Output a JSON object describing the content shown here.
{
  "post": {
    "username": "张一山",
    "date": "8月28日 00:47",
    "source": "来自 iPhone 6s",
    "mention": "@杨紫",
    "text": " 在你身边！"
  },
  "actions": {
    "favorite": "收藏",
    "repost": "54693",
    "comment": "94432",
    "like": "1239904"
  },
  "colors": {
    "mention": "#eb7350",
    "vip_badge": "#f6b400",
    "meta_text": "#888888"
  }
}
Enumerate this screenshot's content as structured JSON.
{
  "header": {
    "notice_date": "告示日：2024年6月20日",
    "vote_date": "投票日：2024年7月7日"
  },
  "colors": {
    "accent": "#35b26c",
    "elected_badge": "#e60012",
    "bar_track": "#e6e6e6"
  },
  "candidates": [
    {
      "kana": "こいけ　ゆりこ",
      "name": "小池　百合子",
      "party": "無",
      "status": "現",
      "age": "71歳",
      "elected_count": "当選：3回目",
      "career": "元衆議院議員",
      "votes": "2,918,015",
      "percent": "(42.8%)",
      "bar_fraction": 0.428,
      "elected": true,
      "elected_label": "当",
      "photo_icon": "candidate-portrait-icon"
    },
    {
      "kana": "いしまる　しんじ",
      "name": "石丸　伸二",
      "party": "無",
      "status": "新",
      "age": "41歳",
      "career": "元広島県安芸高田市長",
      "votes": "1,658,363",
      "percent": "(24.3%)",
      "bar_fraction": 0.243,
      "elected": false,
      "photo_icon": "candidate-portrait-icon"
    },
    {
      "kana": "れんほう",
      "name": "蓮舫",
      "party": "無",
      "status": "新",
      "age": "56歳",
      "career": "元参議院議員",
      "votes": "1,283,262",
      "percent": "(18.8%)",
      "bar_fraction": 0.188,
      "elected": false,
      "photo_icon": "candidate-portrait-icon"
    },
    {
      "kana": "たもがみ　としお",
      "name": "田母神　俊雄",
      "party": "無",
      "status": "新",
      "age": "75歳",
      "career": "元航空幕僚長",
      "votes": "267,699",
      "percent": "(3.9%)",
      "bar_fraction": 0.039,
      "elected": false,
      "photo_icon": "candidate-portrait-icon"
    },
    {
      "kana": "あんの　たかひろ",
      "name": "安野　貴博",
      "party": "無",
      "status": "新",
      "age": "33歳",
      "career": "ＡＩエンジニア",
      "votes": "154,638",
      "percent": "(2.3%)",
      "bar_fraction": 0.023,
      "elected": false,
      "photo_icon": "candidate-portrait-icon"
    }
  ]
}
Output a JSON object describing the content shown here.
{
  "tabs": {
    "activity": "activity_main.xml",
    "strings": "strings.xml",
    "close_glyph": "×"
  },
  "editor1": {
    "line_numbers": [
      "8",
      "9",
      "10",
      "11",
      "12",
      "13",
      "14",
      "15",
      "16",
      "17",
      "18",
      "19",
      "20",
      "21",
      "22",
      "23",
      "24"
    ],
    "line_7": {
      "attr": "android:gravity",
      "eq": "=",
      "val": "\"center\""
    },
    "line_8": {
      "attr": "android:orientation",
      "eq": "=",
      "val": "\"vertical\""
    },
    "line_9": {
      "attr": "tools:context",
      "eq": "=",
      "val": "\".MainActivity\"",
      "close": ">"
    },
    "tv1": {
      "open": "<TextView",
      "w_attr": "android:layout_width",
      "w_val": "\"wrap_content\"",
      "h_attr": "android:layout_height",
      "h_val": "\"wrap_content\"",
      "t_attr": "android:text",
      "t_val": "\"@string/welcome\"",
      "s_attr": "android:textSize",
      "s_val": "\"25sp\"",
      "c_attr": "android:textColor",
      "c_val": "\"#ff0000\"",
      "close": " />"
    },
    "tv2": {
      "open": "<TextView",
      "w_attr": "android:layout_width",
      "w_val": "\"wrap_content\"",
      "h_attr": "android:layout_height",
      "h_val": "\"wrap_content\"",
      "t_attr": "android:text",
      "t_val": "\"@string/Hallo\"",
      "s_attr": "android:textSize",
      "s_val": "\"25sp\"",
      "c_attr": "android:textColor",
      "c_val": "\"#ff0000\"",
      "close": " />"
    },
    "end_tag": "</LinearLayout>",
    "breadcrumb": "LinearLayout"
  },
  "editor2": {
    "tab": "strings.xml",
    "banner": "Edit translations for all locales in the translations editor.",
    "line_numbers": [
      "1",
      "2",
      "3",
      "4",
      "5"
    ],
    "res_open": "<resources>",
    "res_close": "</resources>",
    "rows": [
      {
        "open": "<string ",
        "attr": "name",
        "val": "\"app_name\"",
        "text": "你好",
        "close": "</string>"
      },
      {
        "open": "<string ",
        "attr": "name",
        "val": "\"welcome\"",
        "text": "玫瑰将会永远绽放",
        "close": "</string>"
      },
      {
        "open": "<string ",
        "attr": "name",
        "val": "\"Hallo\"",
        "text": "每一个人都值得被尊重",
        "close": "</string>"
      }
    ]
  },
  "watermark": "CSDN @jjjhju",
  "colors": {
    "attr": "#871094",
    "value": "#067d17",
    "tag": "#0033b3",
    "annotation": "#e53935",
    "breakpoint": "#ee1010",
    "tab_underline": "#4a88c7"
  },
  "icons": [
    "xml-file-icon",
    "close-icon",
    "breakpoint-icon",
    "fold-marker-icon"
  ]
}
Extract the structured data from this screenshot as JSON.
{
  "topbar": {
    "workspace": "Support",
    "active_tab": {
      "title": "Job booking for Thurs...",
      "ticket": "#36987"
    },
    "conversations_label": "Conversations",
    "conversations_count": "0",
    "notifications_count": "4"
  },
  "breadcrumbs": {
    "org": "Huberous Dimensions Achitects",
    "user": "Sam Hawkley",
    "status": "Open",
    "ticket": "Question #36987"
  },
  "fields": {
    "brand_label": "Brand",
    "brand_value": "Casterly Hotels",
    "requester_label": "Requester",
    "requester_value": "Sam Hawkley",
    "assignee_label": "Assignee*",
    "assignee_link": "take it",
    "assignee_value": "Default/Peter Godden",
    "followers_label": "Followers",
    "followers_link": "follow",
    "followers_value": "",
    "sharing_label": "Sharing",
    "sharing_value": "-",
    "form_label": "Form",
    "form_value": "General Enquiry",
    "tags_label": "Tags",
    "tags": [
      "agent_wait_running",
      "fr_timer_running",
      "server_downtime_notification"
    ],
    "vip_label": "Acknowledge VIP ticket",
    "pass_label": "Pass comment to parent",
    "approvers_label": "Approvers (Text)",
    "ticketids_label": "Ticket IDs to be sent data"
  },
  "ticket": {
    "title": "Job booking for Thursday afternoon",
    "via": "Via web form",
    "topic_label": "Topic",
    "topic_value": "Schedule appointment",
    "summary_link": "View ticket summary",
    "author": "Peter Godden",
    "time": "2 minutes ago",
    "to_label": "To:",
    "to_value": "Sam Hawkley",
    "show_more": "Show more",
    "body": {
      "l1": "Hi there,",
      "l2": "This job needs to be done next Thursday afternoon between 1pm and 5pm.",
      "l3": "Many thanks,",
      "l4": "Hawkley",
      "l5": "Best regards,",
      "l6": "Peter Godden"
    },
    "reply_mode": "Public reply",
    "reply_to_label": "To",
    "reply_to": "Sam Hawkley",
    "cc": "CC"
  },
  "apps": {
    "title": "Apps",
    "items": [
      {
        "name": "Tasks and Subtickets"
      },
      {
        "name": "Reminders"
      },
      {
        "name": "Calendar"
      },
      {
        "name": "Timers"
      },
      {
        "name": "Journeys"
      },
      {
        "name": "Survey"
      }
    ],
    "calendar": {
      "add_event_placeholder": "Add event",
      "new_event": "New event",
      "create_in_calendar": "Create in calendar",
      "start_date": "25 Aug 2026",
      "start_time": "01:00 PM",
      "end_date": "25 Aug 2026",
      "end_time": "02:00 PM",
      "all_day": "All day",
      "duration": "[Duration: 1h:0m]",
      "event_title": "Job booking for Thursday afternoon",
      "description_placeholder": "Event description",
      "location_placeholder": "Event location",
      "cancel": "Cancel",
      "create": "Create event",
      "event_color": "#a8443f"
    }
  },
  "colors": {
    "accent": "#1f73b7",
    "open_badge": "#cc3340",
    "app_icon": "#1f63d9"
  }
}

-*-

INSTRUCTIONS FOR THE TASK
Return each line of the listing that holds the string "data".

EXERCISE SOLUTION
Extract the structured data from this screenshot as JSON.
    "ticketids_label": "Ticket IDs to be sent data"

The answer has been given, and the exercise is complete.